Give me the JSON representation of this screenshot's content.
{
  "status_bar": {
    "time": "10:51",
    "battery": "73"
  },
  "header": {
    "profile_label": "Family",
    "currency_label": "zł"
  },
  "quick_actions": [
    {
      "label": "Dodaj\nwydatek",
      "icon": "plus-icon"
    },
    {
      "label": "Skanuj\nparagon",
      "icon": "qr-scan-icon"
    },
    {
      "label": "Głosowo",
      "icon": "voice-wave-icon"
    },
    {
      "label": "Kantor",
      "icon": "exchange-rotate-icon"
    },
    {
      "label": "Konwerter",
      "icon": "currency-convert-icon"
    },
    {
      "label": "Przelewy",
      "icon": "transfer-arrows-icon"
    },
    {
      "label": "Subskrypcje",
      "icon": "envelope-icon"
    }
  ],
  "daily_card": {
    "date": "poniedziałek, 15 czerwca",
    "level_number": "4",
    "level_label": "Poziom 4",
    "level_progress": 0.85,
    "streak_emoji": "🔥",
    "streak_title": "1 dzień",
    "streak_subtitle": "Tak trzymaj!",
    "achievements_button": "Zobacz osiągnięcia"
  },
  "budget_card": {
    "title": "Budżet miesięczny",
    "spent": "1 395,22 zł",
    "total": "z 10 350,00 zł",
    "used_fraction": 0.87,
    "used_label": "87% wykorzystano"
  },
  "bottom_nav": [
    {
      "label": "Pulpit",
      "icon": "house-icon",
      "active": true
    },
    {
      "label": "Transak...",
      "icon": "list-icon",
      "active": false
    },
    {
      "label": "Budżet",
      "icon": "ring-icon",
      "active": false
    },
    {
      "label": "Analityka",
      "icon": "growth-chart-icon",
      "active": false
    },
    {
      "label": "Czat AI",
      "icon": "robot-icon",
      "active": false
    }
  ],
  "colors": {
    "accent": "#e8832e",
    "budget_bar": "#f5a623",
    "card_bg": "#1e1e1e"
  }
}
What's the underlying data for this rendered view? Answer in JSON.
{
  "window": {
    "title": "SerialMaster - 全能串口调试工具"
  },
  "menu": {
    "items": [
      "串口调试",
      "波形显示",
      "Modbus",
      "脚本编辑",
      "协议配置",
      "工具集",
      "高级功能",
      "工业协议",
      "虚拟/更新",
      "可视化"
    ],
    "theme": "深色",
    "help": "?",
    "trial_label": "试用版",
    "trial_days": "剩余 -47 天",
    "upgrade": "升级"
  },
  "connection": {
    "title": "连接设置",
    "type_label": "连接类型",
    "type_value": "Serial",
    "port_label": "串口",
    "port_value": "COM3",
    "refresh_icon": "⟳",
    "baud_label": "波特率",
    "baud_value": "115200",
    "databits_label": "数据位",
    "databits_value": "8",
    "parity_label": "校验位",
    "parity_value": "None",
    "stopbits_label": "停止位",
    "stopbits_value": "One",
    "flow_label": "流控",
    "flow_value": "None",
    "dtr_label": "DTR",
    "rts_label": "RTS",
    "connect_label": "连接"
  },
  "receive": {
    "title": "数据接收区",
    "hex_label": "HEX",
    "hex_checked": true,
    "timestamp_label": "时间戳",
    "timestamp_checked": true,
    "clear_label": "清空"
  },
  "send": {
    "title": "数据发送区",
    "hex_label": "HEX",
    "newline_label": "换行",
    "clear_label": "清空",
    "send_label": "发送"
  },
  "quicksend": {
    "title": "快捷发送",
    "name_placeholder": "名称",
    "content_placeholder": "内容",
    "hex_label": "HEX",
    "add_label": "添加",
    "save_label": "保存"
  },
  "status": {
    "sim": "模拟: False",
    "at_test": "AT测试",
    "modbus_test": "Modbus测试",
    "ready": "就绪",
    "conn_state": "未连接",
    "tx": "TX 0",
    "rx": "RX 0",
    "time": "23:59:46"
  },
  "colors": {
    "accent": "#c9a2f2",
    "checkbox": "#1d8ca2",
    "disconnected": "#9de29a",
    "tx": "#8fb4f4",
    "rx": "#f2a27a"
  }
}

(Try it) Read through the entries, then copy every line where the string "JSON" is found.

(Problem solution)
Give me the JSON representation of this screenshot's content.
What's the underlying data for this rendered view? Answer in JSON.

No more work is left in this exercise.